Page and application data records
———
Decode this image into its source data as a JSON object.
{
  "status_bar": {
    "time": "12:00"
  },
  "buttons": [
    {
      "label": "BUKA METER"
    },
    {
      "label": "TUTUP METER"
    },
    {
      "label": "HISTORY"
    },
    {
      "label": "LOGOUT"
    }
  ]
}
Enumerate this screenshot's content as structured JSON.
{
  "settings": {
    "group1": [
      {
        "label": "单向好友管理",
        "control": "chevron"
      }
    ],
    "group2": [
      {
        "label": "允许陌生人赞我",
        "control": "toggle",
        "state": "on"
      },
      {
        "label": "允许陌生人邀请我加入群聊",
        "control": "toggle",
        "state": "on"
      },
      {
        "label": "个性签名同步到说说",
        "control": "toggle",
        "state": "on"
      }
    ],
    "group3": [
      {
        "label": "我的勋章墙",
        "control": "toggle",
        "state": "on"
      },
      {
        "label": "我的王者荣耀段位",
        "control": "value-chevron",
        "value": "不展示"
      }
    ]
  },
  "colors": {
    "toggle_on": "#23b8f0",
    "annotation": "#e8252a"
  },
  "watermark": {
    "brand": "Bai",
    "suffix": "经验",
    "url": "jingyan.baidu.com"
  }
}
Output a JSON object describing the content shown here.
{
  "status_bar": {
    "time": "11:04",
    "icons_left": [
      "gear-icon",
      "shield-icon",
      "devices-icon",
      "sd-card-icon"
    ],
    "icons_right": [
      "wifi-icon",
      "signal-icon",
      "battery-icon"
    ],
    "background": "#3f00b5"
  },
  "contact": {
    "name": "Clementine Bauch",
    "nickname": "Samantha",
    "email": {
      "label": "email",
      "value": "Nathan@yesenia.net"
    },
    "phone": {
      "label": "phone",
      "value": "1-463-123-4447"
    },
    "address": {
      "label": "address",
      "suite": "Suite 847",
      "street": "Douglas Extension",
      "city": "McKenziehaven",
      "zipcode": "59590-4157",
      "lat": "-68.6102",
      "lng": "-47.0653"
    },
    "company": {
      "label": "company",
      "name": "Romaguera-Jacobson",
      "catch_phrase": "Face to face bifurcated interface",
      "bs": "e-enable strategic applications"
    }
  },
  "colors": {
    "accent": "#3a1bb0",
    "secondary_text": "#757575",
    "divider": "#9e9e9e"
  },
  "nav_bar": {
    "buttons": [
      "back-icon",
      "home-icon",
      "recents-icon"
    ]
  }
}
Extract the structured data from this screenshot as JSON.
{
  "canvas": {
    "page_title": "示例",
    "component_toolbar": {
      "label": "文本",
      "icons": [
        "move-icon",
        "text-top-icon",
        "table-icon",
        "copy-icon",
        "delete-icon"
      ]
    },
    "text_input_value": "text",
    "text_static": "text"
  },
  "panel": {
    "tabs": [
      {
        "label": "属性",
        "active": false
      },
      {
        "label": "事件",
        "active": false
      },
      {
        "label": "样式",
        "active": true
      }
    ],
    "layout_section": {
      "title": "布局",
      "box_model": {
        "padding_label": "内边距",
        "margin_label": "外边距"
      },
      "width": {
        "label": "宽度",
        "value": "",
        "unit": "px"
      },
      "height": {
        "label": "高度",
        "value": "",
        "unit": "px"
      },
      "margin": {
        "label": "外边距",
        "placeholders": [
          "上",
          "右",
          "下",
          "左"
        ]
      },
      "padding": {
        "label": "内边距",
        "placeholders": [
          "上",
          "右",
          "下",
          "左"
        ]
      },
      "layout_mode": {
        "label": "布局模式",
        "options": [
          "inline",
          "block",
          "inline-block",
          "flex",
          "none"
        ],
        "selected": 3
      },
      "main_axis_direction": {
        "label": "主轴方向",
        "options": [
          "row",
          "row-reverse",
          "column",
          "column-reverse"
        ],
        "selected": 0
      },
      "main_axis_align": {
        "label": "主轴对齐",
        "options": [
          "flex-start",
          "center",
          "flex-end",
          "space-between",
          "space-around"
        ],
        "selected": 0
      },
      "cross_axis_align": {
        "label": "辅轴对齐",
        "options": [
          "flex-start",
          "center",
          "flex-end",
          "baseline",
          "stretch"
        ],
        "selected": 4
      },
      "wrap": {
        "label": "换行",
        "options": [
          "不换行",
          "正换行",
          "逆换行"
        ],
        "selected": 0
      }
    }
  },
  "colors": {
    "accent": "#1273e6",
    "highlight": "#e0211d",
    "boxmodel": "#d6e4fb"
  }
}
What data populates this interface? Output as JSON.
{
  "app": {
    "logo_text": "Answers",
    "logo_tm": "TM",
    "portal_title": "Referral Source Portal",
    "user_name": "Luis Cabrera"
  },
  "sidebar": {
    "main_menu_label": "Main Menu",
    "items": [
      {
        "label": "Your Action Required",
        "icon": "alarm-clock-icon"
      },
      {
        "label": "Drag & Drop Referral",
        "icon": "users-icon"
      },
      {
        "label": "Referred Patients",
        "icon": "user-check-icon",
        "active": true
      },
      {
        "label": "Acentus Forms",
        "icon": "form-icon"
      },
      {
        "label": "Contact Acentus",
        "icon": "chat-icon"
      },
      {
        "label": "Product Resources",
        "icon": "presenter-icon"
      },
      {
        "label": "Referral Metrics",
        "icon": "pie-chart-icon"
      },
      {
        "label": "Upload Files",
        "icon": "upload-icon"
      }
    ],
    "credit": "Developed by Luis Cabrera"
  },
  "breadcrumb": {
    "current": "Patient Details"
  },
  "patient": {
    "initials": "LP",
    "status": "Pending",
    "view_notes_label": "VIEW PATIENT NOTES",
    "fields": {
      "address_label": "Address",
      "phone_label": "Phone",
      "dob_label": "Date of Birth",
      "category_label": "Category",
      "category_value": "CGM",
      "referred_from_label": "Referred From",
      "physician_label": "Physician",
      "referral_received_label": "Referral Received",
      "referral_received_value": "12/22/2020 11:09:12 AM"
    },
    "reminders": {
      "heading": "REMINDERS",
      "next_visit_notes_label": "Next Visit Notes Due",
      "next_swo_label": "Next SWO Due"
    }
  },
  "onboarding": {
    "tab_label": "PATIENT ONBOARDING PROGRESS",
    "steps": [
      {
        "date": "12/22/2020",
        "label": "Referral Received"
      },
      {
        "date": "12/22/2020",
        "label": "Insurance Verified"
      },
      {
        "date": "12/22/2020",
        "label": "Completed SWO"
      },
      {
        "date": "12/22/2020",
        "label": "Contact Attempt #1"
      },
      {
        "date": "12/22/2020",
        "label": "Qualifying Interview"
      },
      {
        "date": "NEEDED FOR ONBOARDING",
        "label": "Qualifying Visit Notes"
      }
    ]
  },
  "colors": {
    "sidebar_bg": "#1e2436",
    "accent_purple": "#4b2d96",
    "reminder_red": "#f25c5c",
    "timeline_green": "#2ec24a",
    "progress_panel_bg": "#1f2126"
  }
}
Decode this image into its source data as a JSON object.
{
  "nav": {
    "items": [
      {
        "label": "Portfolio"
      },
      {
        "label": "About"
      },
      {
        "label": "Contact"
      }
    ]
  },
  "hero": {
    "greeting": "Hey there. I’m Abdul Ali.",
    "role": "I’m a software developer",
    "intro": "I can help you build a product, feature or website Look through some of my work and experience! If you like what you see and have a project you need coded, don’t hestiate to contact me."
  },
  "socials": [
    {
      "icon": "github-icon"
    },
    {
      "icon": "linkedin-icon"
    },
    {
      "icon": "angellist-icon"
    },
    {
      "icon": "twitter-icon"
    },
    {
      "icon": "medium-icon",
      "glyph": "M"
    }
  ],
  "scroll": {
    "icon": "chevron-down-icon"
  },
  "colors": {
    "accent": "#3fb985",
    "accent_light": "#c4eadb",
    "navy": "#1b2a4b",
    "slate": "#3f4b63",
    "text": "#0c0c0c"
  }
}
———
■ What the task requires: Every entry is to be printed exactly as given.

■ Written response:
Decode this image into its source data as a JSON object.
{
  "status_bar": {
    "time": "12:00"
  },
  "buttons": [
    {
      "label": "BUKA METER"
    },
    {
      "label": "TUTUP METER"
    },
    {
      "label": "HISTORY"
    },
    {
      "label": "LOGOUT"
    }
  ]
}
Enumerate this screenshot's content as structured JSON.
{
  "settings": {
    "group1": [
      {
        "label": "单向好友管理",
        "control": "chevron"
      }
    ],
    "group2": [
      {
        "label": "允许陌生人赞我",
        "control": "toggle",
        "state": "on"
      },
      {
        "label": "允许陌生人邀请我加入群聊",
        "control": "toggle",
        "state": "on"
      },
      {
        "label": "个性签名同步到说说",
        "control": "toggle",
        "state": "on"
      }
    ],
    "group3": [
      {
        "label": "我的勋章墙",
        "control": "toggle",
        "state": "on"
      },
      {
        "label": "我的王者荣耀段位",
        "control": "value-chevron",
        "value": "不展示"
      }
    ]
  },
  "colors": {
    "toggle_on": "#23b8f0",
    "annotation": "#e8252a"
  },
  "watermark": {
    "brand": "Bai",
    "suffix": "经验",
    "url": "jingyan.baidu.com"
  }
}
Output a JSON object describing the content shown here.
{
  "status_bar": {
    "time": "11:04",
    "icons_left": [
      "gear-icon",
      "shield-icon",
      "devices-icon",
      "sd-card-icon"
    ],
    "icons_right": [
      "wifi-icon",
      "signal-icon",
      "battery-icon"
    ],
    "background": "#3f00b5"
  },
  "contact": {
    "name": "Clementine Bauch",
    "nickname": "Samantha",
    "email": {
      "label": "email",
      "value": "Nathan@yesenia.net"
    },
    "phone": {
      "label": "phone",
      "value": "1-463-123-4447"
    },
    "address": {
      "label": "address",
      "suite": "Suite 847",
      "street": "Douglas Extension",
      "city": "McKenziehaven",
      "zipcode": "59590-4157",
      "lat": "-68.6102",
      "lng": "-47.0653"
    },
    "company": {
      "label": "company",
      "name": "Romaguera-Jacobson",
      "catch_phrase": "Face to face bifurcated interface",
      "bs": "e-enable strategic applications"
    }
  },
  "colors": {
    "accent": "#3a1bb0",
    "secondary_text": "#757575",
    "divider": "#9e9e9e"
  },
  "nav_bar": {
    "buttons": [
      "back-icon",
      "home-icon",
      "recents-icon"
    ]
  }
}
Extract the structured data from this screenshot as JSON.
{
  "canvas": {
    "page_title": "示例",
    "component_toolbar": {
      "label": "文本",
      "icons": [
        "move-icon",
        "text-top-icon",
        "table-icon",
        "copy-icon",
        "delete-icon"
      ]
    },
    "text_input_value": "text",
    "text_static": "text"
  },
  "panel": {
    "tabs": [
      {
        "label": "属性",
        "active": false
      },
      {
        "label": "事件",
        "active": false
      },
      {
        "label": "样式",
        "active": true
      }
    ],
    "layout_section": {
      "title": "布局",
      "box_model": {
        "padding_label": "内边距",
        "margin_label": "外边距"
      },
      "width": {
        "label": "宽度",
        "value": "",
        "unit": "px"
      },
      "height": {
        "label": "高度",
        "value": "",
        "unit": "px"
      },
      "margin": {
        "label": "外边距",
        "placeholders": [
          "上",
          "右",
          "下",
          "左"
        ]
      },
      "padding": {
        "label": "内边距",
        "placeholders": [
          "上",
          "右",
          "下",
          "左"
        ]
      },
      "layout_mode": {
        "label": "布局模式",
        "options": [
          "inline",
          "block",
          "inline-block",
          "flex",
          "none"
        ],
        "selected": 3
      },
      "main_axis_direction": {
        "label": "主轴方向",
        "options": [
          "row",
          "row-reverse",
          "column",
          "column-reverse"
        ],
        "selected": 0
      },
      "main_axis_align": {
        "label": "主轴对齐",
        "options": [
          "flex-start",
          "center",
          "flex-end",
          "space-between",
          "space-around"
        ],
        "selected": 0
      },
      "cross_axis_align": {
        "label": "辅轴对齐",
        "options": [
          "flex-start",
          "center",
          "flex-end",
          "baseline",
          "stretch"
        ],
        "selected": 4
      },
      "wrap": {
        "label": "换行",
        "options": [
          "不换行",
          "正换行",
          "逆换行"
        ],
        "selected": 0
      }
    }
  },
  "colors": {
    "accent": "#1273e6",
    "highlight": "#e0211d",
    "boxmodel": "#d6e4fb"
  }
}
What data populates this interface? Output as JSON.
{
  "app": {
    "logo_text": "Answers",
    "logo_tm": "TM",
    "portal_title": "Referral Source Portal",
    "user_name": "Luis Cabrera"
  },
  "sidebar": {
    "main_menu_label": "Main Menu",
    "items": [
      {
        "label": "Your Action Required",
        "icon": "alarm-clock-icon"
      },
      {
        "label": "Drag & Drop Referral",
        "icon": "users-icon"
      },
      {
        "label": "Referred Patients",
        "icon": "user-check-icon",
        "active": true
      },
      {
        "label": "Acentus Forms",
        "icon": "form-icon"
      },
      {
        "label": "Contact Acentus",
        "icon": "chat-icon"
      },
      {
        "label": "Product Resources",
        "icon": "presenter-icon"
      },
      {
        "label": "Referral Metrics",
        "icon": "pie-chart-icon"
      },
      {
        "label": "Upload Files",
        "icon": "upload-icon"
      }
    ],
    "credit": "Developed by Luis Cabrera"
  },
  "breadcrumb": {
    "current": "Patient Details"
  },
  "patient": {
    "initials": "LP",
    "status": "Pending",
    "view_notes_label": "VIEW PATIENT NOTES",
    "fields": {
      "address_label": "Address",
      "phone_label": "Phone",
      "dob_label": "Date of Birth",
      "category_label": "Category",
      "category_value": "CGM",
      "referred_from_label": "Referred From",
      "physician_label": "Physician",
      "referral_received_label": "Referral Received",
      "referral_received_value": "12/22/2020 11:09:12 AM"
    },
    "reminders": {
      "heading": "REMINDERS",
      "next_visit_notes_label": "Next Visit Notes Due",
      "next_swo_label": "Next SWO Due"
    }
  },
  "onboarding": {
    "tab_label": "PATIENT ONBOARDING PROGRESS",
    "steps": [
      {
        "date": "12/22/2020",
        "label": "Referral Received"
      },
      {
        "date": "12/22/2020",
        "label": "Insurance Verified"
      },
      {
        "date": "12/22/2020",
        "label": "Completed SWO"
      },
      {
        "date": "12/22/2020",
        "label": "Contact Attempt #1"
      },
      {
        "date": "12/22/2020",
        "label": "Qualifying Interview"
      },
      {
        "date": "NEEDED FOR ONBOARDING",
        "label": "Qualifying Visit Notes"
      }
    ]
  },
  "colors": {
    "sidebar_bg": "#1e2436",
    "accent_purple": "#4b2d96",
    "reminder_red": "#f25c5c",
    "timeline_green": "#2ec24a",
    "progress_panel_bg": "#1f2126"
  }
}
Decode this image into its source data as a JSON object.
{
  "nav": {
    "items": [
      {
        "label": "Portfolio"
      },
      {
        "label": "About"
      },
      {
        "label": "Contact"
      }
    ]
  },
  "hero": {
    "greeting": "Hey there. I’m Abdul Ali.",
    "role": "I’m a software developer",
    "intro": "I can help you build a product, feature or website Look through some of my work and experience! If you like what you see and have a project you need coded, don’t hestiate to contact me."
  },
  "socials": [
    {
      "icon": "github-icon"
    },
    {
      "icon": "linkedin-icon"
    },
    {
      "icon": "angellist-icon"
    },
    {
      "icon": "twitter-icon"
    },
    {
      "icon": "medium-icon",
      "glyph": "M"
    }
  ],
  "scroll": {
    "icon": "chevron-down-icon"
  },
  "colors": {
    "accent": "#3fb985",
    "accent_light": "#c4eadb",
    "navy": "#1b2a4b",
    "slate": "#3f4b63",
    "text": "#0c0c0c"
  }
}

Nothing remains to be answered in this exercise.